Some of you have probably heard of Ani Tenzin Palmo — a Britisher who left home at age 20 to spend the next quarter-century practicing Tibetan Buddhism as a nun in India. Twelve of those years she spent living in a cave, with walls and a door built onto it, in the valley of Lahoul in northern India. Kind of her bad-ass claim to faim — though the way she tells it, she just wanted some real solitude and was tremendously happy there: plus the cave was actually warmer than the traditional mud-wall houses everyone else lived in.
Anyhow, this paragraph from one of her books, Reflections On A Mountain Lake, caught my eye:
Many people ask how to get rid of anger, because it is an uncomfortable feeling. We don’t like feeling angry. We don’t like feeling hatred. But nobody has ever asked me, “How can I deal with my desire and my greed?” Yet greed and desire, along with ignorance, keep us trapped in samsara. But greed and desire are not really regarded as negative emotions in the West. After all, what would our consumer society be if we didn’t have desire? On the whole, desire is regarded as a positive thing, especially if you can satisfy it. Desire is seen as a motivating force. It propels people to go out and buy more and more and more, and that keeps the economy churning. This is the idea behind all this.
Imagine living in an economy based on contentment, compassion, and generosity, rather than desire.
hi katie, yours is the first (and only at this time) blog that i read and plan to read regularly. thank you for your wisdom and beauty. this quote, by ani tenzin palmo, speaks to a matter which is central to me and a subject about which i had a two hour discussion a couple of days ago, with a friend who en route to becoming a rabbi.
more to say on this. for now, thank you and good night brilliant being.

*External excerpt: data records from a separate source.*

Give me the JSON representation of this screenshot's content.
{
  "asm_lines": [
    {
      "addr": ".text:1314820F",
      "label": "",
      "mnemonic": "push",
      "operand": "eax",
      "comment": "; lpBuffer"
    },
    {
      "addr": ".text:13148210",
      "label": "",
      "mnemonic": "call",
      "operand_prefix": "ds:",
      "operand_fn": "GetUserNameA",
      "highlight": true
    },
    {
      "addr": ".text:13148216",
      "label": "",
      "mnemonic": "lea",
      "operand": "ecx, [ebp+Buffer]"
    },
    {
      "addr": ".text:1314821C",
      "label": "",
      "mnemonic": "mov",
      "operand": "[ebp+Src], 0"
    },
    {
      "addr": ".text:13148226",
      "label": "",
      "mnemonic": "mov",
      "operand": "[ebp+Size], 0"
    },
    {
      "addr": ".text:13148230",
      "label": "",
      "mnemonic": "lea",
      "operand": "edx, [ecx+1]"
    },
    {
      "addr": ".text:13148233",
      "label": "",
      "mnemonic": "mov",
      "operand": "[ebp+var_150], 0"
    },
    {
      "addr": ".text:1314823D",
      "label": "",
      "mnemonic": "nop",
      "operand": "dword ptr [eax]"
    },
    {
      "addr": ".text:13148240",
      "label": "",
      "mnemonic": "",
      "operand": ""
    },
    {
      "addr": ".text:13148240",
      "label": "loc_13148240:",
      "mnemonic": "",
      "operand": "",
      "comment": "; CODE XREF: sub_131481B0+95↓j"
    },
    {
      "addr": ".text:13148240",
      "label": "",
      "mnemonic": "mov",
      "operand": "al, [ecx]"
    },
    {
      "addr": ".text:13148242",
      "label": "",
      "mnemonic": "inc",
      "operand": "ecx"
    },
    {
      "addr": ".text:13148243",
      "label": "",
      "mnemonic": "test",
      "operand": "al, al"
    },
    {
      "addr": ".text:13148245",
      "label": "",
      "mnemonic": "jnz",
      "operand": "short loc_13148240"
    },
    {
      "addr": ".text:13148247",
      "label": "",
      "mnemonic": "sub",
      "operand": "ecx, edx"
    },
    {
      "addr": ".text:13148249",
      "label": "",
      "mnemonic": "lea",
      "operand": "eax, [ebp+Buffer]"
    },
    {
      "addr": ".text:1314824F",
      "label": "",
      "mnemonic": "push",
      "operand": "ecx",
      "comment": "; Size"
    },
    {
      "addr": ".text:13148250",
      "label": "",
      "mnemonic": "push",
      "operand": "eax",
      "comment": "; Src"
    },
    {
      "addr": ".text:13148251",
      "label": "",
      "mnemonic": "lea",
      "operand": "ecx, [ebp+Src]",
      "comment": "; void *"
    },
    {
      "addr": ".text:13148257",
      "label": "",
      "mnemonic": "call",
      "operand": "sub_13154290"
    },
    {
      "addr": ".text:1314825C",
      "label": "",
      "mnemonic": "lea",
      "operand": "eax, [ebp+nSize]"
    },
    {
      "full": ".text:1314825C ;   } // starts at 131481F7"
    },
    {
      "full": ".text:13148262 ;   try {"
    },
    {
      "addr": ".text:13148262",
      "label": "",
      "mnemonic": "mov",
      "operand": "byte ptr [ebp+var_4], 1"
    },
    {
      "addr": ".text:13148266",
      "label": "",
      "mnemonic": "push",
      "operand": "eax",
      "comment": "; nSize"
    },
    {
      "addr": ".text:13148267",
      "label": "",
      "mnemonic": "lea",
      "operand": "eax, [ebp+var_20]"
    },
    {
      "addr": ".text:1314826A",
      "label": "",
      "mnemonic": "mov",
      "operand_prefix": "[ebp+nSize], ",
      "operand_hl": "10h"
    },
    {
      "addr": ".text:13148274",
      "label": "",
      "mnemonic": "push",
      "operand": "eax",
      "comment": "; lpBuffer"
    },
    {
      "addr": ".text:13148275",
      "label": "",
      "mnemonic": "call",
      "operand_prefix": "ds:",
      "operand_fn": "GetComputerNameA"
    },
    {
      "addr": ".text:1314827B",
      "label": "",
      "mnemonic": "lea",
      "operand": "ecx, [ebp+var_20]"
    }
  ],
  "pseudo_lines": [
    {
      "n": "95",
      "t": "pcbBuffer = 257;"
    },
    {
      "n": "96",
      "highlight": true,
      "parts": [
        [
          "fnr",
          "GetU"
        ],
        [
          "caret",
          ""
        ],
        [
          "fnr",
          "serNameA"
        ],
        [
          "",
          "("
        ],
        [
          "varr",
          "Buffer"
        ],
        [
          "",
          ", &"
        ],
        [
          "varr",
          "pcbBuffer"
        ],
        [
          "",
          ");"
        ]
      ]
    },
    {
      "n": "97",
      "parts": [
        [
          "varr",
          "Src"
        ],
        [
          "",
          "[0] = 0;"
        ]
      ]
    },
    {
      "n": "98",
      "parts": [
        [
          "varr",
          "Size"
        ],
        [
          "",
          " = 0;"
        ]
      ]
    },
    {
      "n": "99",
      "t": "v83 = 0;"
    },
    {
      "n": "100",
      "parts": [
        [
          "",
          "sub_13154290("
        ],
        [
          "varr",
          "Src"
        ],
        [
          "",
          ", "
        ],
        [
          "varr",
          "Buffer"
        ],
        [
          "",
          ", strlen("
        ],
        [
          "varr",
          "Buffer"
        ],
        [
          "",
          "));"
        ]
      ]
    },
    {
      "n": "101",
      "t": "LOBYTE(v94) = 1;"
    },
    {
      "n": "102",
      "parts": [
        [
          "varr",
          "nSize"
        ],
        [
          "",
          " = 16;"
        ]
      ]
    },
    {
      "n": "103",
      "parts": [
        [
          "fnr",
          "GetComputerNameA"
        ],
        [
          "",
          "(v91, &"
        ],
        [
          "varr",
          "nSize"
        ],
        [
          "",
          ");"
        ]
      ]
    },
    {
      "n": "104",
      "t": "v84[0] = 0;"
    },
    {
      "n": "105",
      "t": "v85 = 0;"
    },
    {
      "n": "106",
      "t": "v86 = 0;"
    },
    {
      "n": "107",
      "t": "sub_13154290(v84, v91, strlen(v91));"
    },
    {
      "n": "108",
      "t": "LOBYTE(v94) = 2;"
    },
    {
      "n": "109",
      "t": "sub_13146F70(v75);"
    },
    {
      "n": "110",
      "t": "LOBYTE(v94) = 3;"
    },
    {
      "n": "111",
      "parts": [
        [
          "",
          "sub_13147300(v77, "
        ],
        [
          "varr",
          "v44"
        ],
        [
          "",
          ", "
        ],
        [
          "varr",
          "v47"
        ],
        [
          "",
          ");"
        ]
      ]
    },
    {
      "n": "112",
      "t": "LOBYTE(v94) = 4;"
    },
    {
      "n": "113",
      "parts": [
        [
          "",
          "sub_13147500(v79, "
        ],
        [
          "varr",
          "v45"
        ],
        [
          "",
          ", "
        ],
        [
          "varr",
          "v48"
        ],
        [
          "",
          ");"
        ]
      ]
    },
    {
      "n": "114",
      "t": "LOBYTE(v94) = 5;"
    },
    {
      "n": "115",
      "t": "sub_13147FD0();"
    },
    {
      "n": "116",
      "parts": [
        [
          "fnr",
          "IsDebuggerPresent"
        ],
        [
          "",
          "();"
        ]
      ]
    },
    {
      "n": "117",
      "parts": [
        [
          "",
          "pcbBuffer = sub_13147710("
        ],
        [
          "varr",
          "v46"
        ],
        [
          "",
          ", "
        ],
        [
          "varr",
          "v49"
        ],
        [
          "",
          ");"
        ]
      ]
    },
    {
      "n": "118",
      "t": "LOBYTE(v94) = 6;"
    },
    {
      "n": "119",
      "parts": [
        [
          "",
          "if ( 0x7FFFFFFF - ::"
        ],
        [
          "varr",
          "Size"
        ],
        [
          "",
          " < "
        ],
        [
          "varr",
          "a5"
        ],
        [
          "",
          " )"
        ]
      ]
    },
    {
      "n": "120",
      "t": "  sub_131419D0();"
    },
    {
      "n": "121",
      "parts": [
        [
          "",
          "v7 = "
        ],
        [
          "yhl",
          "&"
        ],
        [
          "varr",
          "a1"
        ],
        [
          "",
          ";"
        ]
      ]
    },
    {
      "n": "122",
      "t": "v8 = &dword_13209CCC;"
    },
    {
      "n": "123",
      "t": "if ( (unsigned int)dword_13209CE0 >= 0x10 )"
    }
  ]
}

Oh jennifer! Haha, at first I couldn’t place your last name, and I was like, Jesus that name sounds familiar — is it someone very famous?! But I’m even happier that it’s you. I would LOVE to hear more of your thoughts and insights on this, and about your discussion with your pre-rabbinical friend. Whenever you have time to write out a comment, or we could email or even phone. I hope your semester is going well so far, and would love to hear what you’ve been thinking and feeling and creating in your studio.
Thank you for your inspiration and loving encouragement — it really means more than I can say, especially as I attempt to figure out just what I think I’m doing on this blog thing. :)
Be well; many hugs.